In Defense of The Boy Wonder: Prelude to an Epic
Editors Note: I wrote this piece originally in 2011. It is something that has always stuck with me throughout that time as something that was a tad special to me. I use it here as a prelude to something entirely bigger. A multi-part series on Robin. I hope everyone can enjoy.
It should come as no shock to those that know me that I love Robin. Every incarnation. Maybe it’s because I have an appreciation for the under appreciated. I always like what most people shun. If it’s too popular, count me out. But I have always loved the Bat-Family and no matter the popularity (especially now with Bat-mania) I have always come back to the stories.
Yet my problem remains with the pop notion of Robin. I grew up with Batman. The old Adam West Batman was on everyday after school, and due to my mother influence of ramming anything cultured down my childlike throat (which made me a better person and am indebted to her forever) I would watch the episodes with her. I liked them so much that she bought me maybe the greatest gift ever. She found for me, at a church picnic, a book that was a collection of the old Batman newspaper comic strips from the 40’s and 50’s. I read that book until the binding fell apart and I lost most of the pages. It was there that my Bat-love started, but more importantly my love for Robin.
As a kid you gravitate towards the sidekick because it feels like it could be you. But for me Dick Grayson became cooler as he got older. He was fearless, high flying, and funny. What drew most to guys like Spider-man and The Human Torch is what really drew me to Dick. He talked and wise cracked and beat the snot out of gangsters. When Dick left to become Nightwing, I stayed with him. And while my love for Tim Drake and Jason Todd and even Stephanie was there, it wasn’t the same (though I am growing to love Damien Wayne much the same).
The important factor here is what Robin (any of them) brings to the story. Batman is a rage filled man, and his vow often brings him to the brink of his own self destruction. Batman has always been portrayed as a man, emotionally fragile as any man. Though strong willed (check out the Elseworlds In Darkest Knight to see him wield the willpower of the Green Lantern ring, awesome) he can have the same flaws. When he approaches the line, it is the innocence and stability that Robin brings that keeps his head level. Without Robin, Batman may cross the line and kill. The vow that can not be broken, the most important of any hero, one he is criticized for by modern readers who don’t understand the moral implications of that vow.

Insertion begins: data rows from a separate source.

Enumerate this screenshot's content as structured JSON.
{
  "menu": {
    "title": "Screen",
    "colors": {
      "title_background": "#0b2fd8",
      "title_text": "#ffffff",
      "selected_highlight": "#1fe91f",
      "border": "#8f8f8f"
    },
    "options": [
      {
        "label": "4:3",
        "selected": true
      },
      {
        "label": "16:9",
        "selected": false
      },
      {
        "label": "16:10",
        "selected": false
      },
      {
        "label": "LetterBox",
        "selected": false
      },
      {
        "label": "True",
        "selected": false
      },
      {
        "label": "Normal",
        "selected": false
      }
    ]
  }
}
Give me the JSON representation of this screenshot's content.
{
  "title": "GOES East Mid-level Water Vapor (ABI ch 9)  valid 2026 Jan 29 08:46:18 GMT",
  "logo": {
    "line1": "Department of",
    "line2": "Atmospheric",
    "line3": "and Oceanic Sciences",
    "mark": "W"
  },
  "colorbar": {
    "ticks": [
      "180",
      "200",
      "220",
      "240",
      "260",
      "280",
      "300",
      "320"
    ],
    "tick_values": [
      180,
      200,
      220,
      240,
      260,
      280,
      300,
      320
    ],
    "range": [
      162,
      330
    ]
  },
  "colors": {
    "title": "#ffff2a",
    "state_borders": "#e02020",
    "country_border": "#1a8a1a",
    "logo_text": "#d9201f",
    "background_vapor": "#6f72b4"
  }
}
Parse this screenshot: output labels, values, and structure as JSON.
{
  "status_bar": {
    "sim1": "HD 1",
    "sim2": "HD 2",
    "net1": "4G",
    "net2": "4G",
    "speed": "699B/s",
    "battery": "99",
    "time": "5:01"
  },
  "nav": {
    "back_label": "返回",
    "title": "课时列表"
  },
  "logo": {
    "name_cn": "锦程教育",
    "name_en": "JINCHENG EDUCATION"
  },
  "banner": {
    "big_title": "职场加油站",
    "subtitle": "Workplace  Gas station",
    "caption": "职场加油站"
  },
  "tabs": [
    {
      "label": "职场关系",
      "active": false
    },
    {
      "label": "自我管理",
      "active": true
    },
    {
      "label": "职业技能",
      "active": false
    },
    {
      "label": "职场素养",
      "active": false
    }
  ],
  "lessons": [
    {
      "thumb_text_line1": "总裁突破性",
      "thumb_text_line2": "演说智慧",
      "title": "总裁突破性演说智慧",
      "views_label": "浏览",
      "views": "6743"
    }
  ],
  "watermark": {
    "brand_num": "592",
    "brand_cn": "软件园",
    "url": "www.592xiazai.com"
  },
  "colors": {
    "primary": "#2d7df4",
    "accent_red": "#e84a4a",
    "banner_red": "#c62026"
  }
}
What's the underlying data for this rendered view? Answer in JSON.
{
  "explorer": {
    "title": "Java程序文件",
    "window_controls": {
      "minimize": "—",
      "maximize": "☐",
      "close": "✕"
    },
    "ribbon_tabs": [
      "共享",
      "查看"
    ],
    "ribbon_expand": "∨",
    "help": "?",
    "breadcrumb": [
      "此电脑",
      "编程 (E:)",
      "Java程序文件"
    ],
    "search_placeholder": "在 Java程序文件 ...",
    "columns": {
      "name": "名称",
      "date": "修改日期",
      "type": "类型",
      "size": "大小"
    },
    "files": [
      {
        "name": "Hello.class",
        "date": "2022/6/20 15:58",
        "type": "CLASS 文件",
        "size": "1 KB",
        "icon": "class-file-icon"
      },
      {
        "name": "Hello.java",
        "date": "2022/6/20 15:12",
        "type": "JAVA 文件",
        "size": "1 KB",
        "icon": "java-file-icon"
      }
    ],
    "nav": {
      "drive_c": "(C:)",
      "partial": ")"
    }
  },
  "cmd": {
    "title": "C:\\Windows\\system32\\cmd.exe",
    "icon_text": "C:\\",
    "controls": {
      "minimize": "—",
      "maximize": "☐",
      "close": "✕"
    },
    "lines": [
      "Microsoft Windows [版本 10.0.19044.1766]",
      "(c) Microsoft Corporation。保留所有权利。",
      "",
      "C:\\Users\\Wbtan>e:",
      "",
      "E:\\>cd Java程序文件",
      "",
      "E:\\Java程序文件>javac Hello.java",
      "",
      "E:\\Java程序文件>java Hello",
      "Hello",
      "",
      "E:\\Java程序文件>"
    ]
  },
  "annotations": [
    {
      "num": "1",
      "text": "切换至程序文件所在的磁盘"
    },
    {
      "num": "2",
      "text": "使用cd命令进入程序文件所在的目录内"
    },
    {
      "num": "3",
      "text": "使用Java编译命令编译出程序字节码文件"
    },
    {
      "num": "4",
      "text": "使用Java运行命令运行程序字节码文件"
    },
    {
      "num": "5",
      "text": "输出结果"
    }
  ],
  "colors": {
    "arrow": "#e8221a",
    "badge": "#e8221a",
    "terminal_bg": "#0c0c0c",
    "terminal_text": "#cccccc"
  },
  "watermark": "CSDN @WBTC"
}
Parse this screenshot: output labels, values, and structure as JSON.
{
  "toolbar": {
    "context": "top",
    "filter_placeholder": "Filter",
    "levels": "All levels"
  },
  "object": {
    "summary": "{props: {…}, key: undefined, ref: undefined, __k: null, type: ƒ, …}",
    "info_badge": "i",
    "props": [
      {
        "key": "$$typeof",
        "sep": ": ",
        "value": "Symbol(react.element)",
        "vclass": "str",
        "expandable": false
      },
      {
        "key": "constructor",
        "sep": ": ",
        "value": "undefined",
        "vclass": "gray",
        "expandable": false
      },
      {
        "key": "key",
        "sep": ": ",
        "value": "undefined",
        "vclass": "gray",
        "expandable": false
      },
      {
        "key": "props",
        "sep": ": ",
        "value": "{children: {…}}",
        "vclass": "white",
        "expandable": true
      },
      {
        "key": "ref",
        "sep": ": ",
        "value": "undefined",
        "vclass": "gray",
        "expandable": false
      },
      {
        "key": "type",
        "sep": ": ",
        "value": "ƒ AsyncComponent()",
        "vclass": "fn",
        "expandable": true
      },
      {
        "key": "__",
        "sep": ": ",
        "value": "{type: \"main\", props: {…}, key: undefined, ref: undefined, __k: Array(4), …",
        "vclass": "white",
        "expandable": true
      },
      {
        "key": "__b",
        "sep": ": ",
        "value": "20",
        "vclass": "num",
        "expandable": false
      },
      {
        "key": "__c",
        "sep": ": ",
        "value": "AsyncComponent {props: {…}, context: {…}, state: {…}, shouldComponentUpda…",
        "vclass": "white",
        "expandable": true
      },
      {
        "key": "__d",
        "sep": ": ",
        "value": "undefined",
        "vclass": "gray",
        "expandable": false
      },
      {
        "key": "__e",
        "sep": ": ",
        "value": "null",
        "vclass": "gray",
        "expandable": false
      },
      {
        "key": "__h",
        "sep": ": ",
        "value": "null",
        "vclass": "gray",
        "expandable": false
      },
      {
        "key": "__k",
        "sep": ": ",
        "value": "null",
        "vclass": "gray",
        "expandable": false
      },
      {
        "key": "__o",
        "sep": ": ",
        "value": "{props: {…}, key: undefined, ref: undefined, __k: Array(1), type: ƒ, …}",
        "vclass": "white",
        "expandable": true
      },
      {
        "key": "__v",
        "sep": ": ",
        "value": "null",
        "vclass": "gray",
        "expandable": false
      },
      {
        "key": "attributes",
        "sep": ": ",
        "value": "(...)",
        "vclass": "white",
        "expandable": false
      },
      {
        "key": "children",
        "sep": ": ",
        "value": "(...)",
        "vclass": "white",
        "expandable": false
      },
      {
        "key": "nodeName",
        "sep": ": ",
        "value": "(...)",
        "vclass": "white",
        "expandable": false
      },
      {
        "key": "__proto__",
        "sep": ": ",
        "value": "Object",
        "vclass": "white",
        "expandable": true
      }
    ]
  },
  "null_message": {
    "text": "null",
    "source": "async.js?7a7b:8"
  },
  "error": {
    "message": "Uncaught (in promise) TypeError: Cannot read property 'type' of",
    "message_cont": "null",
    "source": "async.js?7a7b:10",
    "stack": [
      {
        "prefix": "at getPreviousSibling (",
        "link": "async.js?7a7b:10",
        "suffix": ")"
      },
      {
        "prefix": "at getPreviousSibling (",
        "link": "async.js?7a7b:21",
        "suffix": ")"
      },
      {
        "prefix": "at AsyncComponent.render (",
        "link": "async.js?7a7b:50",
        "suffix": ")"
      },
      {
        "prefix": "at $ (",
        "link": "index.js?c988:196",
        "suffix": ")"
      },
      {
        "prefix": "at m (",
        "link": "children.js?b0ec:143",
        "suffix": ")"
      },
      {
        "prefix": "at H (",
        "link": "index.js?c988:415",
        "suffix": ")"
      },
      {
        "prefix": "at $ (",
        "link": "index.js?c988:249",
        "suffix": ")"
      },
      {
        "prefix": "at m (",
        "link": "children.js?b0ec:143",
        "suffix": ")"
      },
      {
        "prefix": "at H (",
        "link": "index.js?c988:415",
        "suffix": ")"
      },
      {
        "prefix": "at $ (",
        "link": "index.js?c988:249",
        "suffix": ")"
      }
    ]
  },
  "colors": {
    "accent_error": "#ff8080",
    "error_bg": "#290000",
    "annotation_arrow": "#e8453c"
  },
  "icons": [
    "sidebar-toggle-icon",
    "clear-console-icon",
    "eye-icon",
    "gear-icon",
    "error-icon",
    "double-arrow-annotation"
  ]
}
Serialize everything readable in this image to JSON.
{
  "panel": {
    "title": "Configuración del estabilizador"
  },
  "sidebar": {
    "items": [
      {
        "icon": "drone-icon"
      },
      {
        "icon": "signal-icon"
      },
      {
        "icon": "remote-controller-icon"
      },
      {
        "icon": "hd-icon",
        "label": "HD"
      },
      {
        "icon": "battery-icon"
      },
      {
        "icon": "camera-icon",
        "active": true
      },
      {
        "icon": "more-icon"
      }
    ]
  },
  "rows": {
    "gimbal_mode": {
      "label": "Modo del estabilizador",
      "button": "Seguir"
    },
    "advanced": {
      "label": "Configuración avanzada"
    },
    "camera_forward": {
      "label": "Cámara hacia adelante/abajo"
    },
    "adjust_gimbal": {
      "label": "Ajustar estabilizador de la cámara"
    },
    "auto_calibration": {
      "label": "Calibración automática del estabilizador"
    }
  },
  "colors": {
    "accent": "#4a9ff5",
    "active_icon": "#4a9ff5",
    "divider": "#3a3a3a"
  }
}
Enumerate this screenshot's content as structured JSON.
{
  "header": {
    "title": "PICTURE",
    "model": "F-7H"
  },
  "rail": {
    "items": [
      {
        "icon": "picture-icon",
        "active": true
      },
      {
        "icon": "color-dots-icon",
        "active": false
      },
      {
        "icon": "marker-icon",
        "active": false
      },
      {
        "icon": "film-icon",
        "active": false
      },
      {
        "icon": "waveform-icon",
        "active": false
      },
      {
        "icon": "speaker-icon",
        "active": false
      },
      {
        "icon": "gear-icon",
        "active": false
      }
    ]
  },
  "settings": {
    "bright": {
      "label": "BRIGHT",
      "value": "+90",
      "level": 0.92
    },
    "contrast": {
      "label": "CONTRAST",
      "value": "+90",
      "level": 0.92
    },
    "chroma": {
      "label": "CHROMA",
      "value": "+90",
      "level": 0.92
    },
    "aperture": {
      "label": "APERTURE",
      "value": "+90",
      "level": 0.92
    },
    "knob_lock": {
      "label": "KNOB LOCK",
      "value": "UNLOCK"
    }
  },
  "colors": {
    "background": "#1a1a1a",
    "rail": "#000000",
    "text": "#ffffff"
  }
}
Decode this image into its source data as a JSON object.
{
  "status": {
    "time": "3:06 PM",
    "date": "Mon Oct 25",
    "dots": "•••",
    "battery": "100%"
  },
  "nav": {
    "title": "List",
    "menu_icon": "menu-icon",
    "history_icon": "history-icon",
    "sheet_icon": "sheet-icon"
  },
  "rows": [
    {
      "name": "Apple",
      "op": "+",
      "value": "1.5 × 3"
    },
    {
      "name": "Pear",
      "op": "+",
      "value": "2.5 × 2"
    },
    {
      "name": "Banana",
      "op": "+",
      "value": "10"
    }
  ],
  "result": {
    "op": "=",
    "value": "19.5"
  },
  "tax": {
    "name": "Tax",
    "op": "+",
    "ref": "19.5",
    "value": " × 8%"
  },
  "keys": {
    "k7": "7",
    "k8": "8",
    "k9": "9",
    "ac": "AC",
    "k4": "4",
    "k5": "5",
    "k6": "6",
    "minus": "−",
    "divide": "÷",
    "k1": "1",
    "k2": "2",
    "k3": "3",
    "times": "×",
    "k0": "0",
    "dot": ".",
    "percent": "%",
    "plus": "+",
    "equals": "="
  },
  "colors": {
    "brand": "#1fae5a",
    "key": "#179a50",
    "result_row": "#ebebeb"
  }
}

What Robin brings is perspective to Bruce’s dark world. Robin is the light that counteracts the dark rage inside Bruce. What Robin brings is more than a partner, he is the symbol of hope brought on by youth. He has the vulnerability that Batman does not. Dick Grayson made Bruce see the world in a new way. The are father and son.
The end of Nightwing was a sad day for me. He was a great character, and what Chuck Dixon did to start off in Volume 2 in Bludhaven was magical. When Grayson returned to be Batman and take on Damien Wayne as the new Robin, I bought in. I always buy in to Grant Morrison’s work, and I wasn’t disappointed again. The new Batman & Robin comic has been fantastic, and Dick has emerged as one of DC’s best heroes. Damien has become a new darker Robin to counter Dick’s new lighter Batman (he even smiles) and the dynamic is perfect.
While most think of him as hokey kid, Robin is more than that. Robin is the light barer of hope for Gotham City. He is the small glimmer of fun and brevity inside Batman’s heart. Robin is what we all want to be.